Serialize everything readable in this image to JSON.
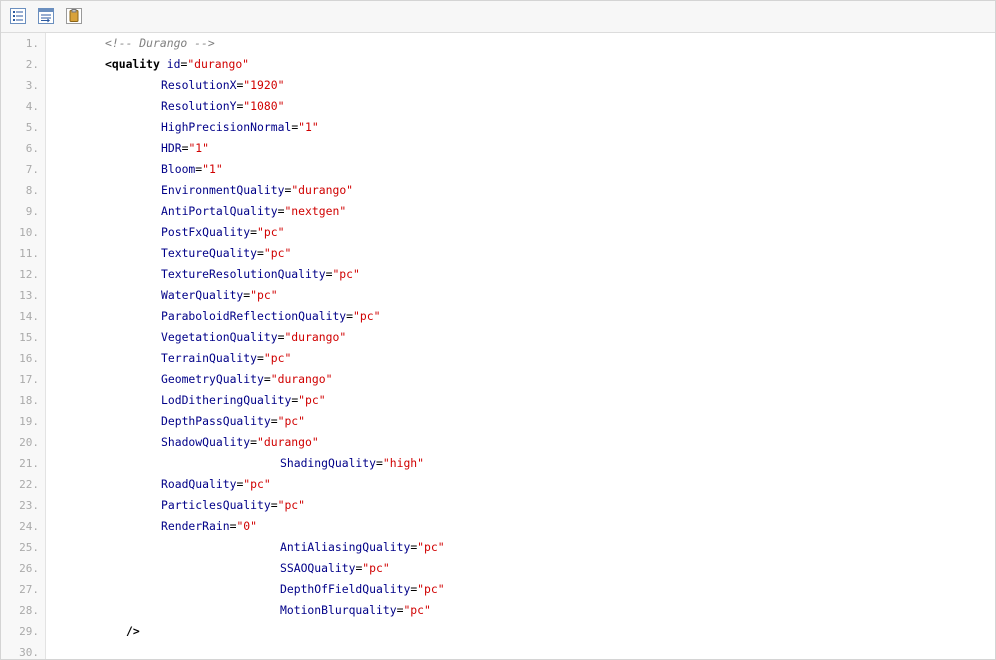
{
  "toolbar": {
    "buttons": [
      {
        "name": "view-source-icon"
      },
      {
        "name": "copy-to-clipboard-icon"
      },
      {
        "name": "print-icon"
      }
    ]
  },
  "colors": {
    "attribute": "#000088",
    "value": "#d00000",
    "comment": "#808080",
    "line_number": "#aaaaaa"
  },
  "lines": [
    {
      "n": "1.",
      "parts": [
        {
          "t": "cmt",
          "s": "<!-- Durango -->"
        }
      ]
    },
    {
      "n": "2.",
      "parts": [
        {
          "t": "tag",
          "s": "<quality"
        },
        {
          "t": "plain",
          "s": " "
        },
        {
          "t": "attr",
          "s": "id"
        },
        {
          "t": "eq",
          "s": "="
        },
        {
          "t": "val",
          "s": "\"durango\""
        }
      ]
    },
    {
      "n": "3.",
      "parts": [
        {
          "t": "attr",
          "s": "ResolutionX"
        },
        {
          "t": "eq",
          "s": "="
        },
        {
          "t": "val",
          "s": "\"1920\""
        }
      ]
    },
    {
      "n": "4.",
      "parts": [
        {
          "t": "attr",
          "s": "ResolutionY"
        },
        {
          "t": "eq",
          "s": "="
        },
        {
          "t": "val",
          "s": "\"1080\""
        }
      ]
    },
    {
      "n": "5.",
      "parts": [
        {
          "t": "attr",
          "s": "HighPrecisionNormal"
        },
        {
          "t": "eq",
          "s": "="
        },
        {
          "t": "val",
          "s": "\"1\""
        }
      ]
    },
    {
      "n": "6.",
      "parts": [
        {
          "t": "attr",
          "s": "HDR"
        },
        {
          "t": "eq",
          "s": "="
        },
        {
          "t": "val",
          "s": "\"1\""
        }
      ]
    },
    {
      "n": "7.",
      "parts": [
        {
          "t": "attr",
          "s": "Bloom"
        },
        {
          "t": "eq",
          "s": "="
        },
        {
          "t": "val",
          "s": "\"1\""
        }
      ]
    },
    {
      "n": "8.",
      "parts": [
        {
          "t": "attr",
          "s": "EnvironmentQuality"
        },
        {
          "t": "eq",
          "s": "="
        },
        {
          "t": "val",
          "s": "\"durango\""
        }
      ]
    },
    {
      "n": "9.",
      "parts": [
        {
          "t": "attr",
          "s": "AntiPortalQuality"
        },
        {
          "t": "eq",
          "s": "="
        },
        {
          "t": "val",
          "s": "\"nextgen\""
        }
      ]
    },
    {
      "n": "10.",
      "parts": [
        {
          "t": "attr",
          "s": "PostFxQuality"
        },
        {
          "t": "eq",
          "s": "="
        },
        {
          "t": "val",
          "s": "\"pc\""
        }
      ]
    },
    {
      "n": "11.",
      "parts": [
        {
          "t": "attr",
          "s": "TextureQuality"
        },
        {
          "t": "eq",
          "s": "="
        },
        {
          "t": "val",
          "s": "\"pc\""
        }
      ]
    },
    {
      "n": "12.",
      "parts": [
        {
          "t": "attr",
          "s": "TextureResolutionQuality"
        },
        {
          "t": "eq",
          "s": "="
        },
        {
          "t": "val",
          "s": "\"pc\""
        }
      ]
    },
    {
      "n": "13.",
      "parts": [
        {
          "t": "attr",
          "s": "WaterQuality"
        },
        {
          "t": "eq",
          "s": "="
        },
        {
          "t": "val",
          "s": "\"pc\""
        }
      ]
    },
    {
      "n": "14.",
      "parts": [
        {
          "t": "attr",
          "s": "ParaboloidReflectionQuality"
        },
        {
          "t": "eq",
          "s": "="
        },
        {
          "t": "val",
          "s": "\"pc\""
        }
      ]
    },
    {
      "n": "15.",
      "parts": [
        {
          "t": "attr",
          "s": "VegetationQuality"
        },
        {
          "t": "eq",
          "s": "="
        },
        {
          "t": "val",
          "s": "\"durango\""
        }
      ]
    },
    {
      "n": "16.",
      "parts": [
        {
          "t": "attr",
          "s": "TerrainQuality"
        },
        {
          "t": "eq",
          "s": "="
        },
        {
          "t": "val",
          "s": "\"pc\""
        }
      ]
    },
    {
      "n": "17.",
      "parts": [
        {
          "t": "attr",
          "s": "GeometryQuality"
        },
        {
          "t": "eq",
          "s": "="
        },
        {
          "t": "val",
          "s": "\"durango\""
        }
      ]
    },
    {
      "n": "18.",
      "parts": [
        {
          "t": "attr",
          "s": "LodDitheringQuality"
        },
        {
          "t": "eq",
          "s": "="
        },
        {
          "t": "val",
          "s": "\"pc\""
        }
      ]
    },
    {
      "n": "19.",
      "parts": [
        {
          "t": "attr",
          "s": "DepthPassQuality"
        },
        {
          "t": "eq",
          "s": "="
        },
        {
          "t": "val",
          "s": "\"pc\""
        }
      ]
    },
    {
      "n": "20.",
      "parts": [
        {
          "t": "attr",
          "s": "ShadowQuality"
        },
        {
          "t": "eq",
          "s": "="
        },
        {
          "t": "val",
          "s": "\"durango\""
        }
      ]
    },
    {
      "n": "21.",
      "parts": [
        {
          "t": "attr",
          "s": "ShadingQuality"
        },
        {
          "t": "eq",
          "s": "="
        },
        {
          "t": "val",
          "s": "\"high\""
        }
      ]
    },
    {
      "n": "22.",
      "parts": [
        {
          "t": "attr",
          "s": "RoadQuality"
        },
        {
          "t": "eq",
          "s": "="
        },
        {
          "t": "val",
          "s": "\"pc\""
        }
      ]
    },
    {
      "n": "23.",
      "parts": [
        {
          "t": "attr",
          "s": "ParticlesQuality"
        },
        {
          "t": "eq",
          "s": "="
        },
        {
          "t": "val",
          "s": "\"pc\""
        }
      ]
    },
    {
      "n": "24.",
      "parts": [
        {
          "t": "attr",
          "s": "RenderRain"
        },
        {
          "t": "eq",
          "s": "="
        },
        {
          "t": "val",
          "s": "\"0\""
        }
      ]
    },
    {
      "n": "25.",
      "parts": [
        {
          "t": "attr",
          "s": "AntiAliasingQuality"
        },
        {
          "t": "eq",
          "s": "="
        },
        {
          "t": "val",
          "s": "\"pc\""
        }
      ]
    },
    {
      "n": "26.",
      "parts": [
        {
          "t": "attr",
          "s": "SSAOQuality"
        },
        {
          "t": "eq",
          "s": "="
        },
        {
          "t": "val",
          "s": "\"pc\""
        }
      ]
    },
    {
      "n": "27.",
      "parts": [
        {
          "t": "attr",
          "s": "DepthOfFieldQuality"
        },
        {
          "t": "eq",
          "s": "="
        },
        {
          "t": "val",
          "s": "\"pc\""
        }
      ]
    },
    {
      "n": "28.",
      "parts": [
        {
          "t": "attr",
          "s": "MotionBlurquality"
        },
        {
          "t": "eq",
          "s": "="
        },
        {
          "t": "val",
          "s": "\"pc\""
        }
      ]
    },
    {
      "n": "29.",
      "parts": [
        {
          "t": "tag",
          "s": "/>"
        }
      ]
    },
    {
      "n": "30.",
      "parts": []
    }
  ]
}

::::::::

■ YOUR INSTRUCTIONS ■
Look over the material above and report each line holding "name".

■ EXERCISE ANSWER ■
        "name": "view-source-icon"
        "name": "copy-to-clipboard-icon"
        "name": "print-icon"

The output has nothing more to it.